Involving Marvin in wedding planning has been wholly necessary, and, to be honest, much more difficult than I expected. Shows like TLC’s “Say Yes to the Dress” and “Four Weddings“, and websites like The Knot and Wedding Wire bombard us with arguments that the wedding is all about the bride, and the groom merely “shows up”. Left and right, a bride’s days are filled with people giving her their opinions (from both sides of the family), advertising campaigns with images focused on happy brides embraced by their blurred-out grooms (see this, this and this, oh, and even this if you don’t know what I mean), and, if it couldn’t get any worse, the lack of a single groom planning his wedding on the many wedding-related message boards.

If that doesn’t drive you nuts, I don’t know what does.

Throughout my life, I always knew that my husband-to-be would be as much of a part of my wedding planning as I would. But when we got engaged, it seemed the world tried to take us on a different path. Even Marvin said to me that he wanted me to have the wedding of my dreams (what he didn’t mention until later was that he thought every woman already had her dream figured out, so he didn’t want to “ruin” it for me). I pushed him for his opinion, but he refused to give it. And since he didn’t seem to care anyway, I left it to my own devices.

I quickly learned that, despite what the shows tell you, it takes two to plan a wedding. Though Marvin wouldn’t give me his advice directly, I could read him like a book. I would announce that our wedding ceremony would be outside in a park and he would sigh and say, “Whatever you want. This wedding is for you.”

If there’s one way to get me angry, it’s to say I can do “whatever I want” or that it’s “my wedding”. And finally, after days of hearing Marvin quietly condone my ideas, I had just about had enough.

“Tell me what you want!” I demanded.

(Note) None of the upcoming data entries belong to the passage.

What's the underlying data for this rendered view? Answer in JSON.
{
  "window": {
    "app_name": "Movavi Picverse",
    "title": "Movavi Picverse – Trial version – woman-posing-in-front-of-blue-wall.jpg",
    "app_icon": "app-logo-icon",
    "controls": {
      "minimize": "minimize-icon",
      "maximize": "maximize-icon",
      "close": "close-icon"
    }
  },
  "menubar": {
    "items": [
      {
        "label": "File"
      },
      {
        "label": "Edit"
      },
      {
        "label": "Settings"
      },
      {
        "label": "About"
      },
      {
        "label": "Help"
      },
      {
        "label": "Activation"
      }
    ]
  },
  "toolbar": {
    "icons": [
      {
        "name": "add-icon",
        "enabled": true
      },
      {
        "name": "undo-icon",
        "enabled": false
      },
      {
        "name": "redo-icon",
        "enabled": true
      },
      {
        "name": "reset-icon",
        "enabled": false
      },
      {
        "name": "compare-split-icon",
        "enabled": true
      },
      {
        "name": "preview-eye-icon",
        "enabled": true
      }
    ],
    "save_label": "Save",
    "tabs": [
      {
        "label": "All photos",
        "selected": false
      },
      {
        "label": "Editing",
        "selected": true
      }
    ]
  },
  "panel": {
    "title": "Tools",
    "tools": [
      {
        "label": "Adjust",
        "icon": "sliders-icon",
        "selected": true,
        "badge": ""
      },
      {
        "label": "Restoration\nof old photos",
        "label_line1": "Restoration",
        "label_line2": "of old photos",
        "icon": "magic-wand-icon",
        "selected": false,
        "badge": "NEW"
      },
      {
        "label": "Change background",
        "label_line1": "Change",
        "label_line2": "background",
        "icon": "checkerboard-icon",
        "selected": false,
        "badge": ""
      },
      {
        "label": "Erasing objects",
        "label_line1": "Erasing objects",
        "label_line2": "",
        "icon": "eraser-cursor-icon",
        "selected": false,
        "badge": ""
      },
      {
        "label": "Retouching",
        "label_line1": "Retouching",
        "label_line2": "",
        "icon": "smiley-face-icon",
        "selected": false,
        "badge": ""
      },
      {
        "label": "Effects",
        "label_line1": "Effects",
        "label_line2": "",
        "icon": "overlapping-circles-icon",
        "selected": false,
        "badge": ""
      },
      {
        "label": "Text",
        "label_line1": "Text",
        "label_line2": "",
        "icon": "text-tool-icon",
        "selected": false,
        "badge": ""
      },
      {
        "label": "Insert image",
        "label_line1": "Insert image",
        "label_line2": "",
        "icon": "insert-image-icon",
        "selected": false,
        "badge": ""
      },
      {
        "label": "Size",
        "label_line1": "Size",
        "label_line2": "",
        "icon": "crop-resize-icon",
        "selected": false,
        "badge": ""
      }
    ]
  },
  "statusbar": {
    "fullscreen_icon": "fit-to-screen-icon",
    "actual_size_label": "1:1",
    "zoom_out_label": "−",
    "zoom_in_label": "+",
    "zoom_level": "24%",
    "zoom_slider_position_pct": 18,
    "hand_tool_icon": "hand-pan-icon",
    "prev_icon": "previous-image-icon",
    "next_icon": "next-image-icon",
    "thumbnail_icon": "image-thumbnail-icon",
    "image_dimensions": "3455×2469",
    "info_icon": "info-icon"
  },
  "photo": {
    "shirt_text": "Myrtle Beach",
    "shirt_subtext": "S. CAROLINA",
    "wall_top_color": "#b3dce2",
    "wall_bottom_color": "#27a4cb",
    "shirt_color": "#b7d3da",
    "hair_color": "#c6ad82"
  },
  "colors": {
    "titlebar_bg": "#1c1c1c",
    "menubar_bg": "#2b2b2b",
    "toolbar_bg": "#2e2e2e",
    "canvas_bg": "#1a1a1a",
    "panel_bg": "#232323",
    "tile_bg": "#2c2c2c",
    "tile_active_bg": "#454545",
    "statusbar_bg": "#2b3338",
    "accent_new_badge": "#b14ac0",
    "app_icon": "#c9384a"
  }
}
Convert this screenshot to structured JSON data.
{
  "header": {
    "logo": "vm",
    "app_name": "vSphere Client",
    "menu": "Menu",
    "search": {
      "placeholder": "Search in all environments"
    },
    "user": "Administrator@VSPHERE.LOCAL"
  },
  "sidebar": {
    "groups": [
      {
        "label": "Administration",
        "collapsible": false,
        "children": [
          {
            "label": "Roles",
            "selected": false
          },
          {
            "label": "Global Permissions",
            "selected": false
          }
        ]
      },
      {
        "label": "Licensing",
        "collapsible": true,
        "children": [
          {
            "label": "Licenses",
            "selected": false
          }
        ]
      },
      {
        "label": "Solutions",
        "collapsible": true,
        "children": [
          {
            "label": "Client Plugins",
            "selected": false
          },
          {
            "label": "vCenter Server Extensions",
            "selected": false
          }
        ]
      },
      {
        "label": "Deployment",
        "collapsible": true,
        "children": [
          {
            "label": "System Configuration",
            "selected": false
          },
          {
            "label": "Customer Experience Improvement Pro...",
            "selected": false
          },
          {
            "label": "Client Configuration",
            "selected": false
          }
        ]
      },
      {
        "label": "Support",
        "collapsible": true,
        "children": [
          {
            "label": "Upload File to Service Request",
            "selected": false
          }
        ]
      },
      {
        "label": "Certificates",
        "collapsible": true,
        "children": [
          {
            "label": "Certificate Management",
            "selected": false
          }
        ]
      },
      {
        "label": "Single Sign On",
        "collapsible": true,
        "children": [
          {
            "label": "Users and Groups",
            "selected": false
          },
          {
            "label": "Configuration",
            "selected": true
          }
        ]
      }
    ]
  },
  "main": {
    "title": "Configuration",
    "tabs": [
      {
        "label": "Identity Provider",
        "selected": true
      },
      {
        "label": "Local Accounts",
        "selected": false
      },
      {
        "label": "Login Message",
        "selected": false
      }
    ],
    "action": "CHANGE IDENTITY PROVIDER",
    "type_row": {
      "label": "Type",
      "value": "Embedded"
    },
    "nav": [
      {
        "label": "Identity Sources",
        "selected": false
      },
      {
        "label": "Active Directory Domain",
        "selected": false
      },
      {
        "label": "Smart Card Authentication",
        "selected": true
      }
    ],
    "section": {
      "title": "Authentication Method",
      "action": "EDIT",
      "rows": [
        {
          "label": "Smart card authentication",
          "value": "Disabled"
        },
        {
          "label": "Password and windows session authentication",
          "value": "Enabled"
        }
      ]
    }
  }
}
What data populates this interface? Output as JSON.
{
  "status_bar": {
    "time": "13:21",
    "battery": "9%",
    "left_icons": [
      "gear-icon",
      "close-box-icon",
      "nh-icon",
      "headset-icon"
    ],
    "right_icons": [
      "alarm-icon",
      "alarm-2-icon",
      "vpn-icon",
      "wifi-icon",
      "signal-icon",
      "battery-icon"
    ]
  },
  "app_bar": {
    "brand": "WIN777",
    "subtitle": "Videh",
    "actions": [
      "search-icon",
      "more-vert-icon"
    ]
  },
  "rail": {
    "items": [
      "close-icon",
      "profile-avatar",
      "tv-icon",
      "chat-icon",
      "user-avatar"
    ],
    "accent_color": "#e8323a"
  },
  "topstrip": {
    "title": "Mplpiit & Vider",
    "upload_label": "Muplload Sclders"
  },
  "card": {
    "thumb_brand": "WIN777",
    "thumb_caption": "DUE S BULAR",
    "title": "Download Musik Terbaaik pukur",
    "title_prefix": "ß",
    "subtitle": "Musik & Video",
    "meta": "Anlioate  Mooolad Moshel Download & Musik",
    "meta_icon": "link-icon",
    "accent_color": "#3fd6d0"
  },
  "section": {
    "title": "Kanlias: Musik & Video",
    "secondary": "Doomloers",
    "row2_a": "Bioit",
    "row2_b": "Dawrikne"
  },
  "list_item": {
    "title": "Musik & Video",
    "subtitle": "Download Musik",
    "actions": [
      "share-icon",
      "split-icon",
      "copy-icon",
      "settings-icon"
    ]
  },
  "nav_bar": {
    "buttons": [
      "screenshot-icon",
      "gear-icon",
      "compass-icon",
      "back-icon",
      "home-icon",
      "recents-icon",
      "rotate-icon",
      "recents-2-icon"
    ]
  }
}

And, finally, when I had all but beaten it out of him, the comments flowed freely. I’d nearly wished I hadn’t asked. It turns out, this guy really did have an opinion. And a lot of it was completely opposite my own.

The point is not that we had come at odds with each other. Despite a few days of conflicting interest, we were finally able to agree on some things, and divide and conquer the rest. I would take care of anything that was “creative”, from centerpieces to favors, and he would take care of the “logistics”, like transportation, working with the DJ and what the groomsmen wore. Every couple works this out differently, but I think the worst thing you can do is get caught up in the celebration and forget the marriage. In one of my former articles, Baking Your Cake (And Eating it, Too), I mentioned that couples should pay for at least a portion of their weddings, as it’s a good lesson in financial responsibility for later down the line. I also think that couples should plan a wedding together for the same reasons. If you can’t make a one-day event work to represent both you and your spouse-to-be evenly, how can you possibly make a 20, 50, or 70-year marriage work? It’s how you work together, how you synergize, that makes all the difference in the world.

Now, when anyone asks me about my wedding details, I gladly tell them my plans. But nothing comes to Marvin as a surprise, because we’re in this together. For better or for worse, if you will.